“Over the years, we’ve helped millions of Americans find affordable solutions for their prescription medications, but have also learned that many people struggle to get to the doctor,” said Doug Hirsch, co-CEO and co-founder of GoodRx. “By introducing GoodRx Care, we aim to help fill in the gaps in care to improve access, adherence, and affordability of medical care for all Americans.”

For Hirsch and GoodRx, the expansion into these kinds of online consultations was a natural extension of the company’s services. “One third of people who come to GoodRx . are coming to GoodRx and they may not have the prescription that they don’t think they need,” he says. “For a long time now we’ve been  telling people you may need a prescription for the service and telemedicine options are available.” 

Now the company can keep those customers in-house by offering their own telemedicine consults.

Other technology companies are also pushing deeper into the healthcare industry with Amazon making a big splash with the launch of its employee-only healthcare service offering telemedicine and on-site consultations with staff doctors. Apple, too, has its own healthcare service for employees.

Even BestBuy is seeing big dollars in the healthcare industry. It expects healthcare services to become an increasingly important component to its bottom line as more technology hardware and software is developed to cater to both the aging population, remote health solutions, and infant and childcare.

Demand for more healthcare alternatives is only increasing even as the cost of care rises and the value of healthcare services declines.

As GoodRx notes, access to primary care physicians is hard for most Americans. Some patients can wait up to three weeks to see a doctor and there’s the potential that the country could see a shortfall of up to 120,000 doctors coming within the next 15 years. Add that to the fact that over 27.5 million Americans don’t even have health insurance and the demand for low cost access to care seems obvious.

What’s less obvious is that the care Americans need is access to physicians which will prescribe hair-loss or erectile dysfunction treatments, acne treatments, eyelash growth, or metabolic assessments.

Hirsch says more services will be coming in later months. “We’re at the very early stages of telemedicine,” he says. “We want to continue to expand into more primary services as is safe and affordable and as we can.”

For now, the focus was on bringing the price point down and having more control over where to refer customers. “A lot of these services are tied to mail-order clinics and that could be hundreds of dollars [for a consultation or prescription],” Hirsch says. “We’re going to say it’s $20 for a visit.
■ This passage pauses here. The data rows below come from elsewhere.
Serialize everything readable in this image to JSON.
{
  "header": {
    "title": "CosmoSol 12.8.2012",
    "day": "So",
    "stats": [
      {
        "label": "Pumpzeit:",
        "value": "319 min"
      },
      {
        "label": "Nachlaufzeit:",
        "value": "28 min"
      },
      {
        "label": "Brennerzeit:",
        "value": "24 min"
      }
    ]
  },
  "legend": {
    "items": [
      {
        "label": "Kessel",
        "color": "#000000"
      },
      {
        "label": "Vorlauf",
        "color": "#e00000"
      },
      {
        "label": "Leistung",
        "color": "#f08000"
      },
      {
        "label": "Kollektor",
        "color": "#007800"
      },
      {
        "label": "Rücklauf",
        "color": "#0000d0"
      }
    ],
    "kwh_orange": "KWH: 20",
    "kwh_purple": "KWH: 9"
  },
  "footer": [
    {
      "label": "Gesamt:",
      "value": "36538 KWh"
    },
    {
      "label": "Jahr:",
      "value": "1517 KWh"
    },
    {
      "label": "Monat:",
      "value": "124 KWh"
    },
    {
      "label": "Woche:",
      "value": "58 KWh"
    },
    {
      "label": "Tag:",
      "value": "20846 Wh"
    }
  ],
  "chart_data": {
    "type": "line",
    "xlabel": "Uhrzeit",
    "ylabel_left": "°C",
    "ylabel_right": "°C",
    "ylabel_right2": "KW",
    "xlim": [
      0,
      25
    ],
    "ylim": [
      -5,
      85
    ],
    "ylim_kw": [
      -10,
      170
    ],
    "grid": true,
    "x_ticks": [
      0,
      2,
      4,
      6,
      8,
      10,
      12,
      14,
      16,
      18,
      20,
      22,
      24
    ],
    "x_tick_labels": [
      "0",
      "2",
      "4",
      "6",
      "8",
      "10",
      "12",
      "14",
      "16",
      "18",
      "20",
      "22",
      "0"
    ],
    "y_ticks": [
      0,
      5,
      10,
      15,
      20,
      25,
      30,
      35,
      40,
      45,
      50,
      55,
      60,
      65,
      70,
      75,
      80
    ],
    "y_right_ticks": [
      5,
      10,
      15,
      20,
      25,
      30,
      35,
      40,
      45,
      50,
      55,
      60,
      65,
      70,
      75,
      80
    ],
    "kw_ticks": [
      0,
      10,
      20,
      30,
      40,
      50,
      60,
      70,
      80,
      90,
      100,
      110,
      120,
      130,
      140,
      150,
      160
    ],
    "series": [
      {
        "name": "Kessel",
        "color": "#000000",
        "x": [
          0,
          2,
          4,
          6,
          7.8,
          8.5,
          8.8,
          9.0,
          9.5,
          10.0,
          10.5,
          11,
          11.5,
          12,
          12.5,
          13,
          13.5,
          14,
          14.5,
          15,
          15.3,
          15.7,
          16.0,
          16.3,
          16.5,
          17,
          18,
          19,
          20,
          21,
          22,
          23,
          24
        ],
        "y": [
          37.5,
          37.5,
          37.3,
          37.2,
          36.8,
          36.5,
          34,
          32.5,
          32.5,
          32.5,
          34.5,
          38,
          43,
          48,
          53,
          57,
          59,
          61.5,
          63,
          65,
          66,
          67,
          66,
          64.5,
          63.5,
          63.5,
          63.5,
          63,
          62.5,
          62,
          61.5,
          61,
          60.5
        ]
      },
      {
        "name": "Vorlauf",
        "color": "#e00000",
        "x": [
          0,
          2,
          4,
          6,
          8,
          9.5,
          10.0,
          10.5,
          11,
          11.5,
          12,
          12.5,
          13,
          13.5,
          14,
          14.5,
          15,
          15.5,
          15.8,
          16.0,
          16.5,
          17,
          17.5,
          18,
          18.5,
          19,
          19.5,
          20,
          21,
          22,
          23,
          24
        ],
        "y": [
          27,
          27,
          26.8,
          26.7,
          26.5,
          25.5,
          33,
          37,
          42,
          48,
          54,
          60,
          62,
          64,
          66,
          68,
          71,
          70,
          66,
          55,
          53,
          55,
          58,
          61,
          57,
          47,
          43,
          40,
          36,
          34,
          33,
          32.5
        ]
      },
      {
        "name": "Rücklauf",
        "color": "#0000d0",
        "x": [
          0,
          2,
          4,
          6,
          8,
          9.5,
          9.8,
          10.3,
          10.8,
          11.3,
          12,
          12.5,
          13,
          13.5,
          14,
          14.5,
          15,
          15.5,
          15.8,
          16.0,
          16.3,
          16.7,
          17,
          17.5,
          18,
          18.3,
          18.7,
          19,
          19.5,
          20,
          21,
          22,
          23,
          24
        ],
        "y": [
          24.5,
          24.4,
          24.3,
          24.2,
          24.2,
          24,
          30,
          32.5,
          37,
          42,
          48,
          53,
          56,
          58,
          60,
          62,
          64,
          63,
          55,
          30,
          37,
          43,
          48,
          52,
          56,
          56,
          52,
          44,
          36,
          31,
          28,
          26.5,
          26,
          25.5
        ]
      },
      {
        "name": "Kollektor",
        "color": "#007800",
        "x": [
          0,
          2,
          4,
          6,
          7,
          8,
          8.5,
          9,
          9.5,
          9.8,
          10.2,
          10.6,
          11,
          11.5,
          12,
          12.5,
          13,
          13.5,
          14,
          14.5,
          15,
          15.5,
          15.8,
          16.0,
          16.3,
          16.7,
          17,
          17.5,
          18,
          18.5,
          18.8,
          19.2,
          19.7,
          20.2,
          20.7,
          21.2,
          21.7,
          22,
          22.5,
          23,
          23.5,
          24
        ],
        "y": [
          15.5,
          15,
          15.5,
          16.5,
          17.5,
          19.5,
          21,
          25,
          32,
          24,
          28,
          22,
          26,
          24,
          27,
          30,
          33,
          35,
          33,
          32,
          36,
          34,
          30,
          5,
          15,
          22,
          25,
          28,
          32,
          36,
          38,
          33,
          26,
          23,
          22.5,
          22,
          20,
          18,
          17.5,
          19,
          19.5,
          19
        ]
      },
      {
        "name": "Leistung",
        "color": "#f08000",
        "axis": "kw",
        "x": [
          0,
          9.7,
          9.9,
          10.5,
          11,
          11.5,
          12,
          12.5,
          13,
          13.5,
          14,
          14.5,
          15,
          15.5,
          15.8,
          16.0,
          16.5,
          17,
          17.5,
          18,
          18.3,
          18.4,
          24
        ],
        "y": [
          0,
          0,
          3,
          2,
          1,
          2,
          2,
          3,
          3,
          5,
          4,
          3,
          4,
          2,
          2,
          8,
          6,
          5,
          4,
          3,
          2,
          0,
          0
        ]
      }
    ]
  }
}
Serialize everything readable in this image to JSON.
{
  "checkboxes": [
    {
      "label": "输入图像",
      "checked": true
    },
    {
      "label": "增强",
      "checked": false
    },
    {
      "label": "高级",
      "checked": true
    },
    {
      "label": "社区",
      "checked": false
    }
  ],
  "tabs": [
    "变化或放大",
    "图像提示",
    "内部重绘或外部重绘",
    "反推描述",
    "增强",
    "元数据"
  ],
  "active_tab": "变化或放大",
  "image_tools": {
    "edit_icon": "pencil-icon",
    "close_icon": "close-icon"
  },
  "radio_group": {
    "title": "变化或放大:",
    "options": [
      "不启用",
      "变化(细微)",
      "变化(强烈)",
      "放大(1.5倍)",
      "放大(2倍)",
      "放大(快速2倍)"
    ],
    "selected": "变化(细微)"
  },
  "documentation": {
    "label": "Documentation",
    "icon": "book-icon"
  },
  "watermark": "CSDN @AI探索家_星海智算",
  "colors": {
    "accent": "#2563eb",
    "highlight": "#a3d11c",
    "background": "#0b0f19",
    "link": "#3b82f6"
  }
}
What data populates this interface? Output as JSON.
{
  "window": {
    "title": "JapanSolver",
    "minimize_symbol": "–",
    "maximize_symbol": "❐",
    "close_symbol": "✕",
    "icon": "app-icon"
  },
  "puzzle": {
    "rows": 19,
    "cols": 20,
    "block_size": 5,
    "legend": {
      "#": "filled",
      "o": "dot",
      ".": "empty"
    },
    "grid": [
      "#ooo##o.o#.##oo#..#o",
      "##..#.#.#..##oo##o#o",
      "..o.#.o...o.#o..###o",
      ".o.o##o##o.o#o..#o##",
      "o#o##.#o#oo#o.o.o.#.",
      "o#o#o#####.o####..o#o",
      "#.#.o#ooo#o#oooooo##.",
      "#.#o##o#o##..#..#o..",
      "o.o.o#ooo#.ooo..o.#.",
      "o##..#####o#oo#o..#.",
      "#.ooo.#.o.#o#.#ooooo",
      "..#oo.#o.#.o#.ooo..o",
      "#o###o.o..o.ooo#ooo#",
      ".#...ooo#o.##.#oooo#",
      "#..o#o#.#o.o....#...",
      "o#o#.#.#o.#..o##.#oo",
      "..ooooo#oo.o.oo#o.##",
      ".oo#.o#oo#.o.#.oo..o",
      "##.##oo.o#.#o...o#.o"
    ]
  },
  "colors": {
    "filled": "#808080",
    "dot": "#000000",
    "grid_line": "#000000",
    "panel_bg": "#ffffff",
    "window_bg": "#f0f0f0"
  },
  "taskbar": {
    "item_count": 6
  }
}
You can do it today… and you can have a pricing options… we’re saying you’ve had your doctor visit… here’s a list of prices and coupons if you want them.”

Since its launch in 2017, HeyDoctor has had over 100,000 consultations and had already been working with GoodRx, according to Hirsch. The terms of the acquisition were not disclosed.

The acquisition of HeyDoctor is the first big strategic gambit from the company in the year since it raised money from the private equity firm, Silverlake, in a transaction which valued the discount pharmaceutical provider at roughly $2.8 billion, according to a CNBC report.

“In an increasingly fragmented and confusing healthcare system, our goal is to provide a one-stop shop for services that address most basic healthcare needs,” said Hirsch.